[EXERCISE BRIEF] In the data below, find each line containing the string "date" and return it.

[RECORDS FOR THE TASK]

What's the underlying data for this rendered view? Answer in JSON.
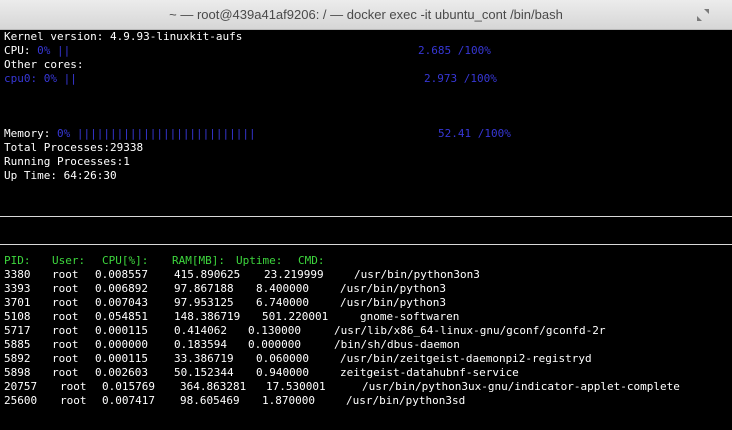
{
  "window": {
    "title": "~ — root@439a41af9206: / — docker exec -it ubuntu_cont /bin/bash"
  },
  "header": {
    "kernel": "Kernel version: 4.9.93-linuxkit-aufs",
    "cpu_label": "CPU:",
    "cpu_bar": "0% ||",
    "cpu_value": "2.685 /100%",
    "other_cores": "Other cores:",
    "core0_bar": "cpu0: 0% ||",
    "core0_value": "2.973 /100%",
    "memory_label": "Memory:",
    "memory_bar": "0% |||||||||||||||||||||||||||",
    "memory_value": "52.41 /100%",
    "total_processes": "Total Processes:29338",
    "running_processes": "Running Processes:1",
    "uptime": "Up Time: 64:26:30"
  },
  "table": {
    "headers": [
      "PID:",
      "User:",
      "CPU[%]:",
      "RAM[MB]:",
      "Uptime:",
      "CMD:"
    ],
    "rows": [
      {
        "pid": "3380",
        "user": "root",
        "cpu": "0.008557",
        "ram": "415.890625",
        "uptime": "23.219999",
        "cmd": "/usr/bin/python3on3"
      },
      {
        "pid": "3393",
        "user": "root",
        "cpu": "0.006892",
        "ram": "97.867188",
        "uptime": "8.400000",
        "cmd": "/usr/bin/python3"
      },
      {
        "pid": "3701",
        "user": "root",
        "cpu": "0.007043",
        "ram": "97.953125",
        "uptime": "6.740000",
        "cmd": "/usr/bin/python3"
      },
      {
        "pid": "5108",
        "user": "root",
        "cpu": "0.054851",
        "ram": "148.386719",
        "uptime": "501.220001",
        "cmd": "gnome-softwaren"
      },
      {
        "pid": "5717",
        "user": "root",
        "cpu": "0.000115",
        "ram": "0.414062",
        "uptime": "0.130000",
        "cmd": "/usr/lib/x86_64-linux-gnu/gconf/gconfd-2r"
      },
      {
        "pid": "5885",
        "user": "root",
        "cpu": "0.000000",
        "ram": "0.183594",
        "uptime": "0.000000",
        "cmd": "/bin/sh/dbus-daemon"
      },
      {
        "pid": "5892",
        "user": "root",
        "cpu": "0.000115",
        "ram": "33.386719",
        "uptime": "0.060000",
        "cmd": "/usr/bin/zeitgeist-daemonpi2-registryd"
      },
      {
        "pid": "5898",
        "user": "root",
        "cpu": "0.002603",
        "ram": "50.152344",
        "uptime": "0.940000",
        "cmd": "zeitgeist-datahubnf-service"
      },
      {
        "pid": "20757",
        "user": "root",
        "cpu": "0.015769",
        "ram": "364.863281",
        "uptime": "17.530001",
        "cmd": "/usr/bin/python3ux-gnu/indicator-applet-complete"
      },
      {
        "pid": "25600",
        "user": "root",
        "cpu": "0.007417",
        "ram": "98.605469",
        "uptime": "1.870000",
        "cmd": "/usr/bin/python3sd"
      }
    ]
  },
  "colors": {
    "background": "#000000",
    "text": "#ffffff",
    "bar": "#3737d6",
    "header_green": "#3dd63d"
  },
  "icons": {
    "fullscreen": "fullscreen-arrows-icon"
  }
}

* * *

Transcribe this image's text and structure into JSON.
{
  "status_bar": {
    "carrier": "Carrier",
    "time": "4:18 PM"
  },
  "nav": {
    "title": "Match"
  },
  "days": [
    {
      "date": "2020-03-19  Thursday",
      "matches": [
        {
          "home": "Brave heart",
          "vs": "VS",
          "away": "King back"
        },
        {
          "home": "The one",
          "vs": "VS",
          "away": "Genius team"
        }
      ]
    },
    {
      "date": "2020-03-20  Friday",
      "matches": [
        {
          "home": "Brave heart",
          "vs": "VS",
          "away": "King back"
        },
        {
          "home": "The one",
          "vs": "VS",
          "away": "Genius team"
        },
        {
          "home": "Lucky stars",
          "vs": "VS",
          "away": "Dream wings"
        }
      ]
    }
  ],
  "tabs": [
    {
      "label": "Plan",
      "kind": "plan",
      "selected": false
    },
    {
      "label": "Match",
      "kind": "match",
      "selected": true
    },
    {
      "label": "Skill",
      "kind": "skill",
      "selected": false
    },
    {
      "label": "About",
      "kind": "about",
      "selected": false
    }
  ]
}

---

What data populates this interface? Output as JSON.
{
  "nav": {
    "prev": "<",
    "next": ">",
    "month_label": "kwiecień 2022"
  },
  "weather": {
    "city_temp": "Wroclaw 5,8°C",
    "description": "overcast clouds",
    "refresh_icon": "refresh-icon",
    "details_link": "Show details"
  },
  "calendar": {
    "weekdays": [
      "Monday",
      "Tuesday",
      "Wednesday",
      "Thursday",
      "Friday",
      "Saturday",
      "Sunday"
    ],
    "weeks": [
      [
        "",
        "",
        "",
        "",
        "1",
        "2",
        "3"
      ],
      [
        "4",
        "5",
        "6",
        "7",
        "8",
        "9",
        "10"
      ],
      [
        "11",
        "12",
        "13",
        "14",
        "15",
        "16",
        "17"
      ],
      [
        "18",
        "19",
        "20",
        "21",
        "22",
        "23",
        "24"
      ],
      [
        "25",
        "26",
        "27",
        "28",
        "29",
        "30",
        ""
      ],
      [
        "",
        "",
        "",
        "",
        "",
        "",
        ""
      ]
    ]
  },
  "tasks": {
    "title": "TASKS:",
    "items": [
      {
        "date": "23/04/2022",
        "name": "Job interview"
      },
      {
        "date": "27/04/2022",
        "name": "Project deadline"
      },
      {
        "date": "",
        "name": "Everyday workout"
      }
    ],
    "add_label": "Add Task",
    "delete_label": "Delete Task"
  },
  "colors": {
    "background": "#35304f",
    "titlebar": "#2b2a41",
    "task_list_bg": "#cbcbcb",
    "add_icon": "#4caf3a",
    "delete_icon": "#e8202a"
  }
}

[ANSWER AREA]
      "date": "2020-03-19  Thursday",
      "date": "2020-03-20  Friday",
        "date": "23/04/2022",
        "date": "27/04/2022",
        "date": "",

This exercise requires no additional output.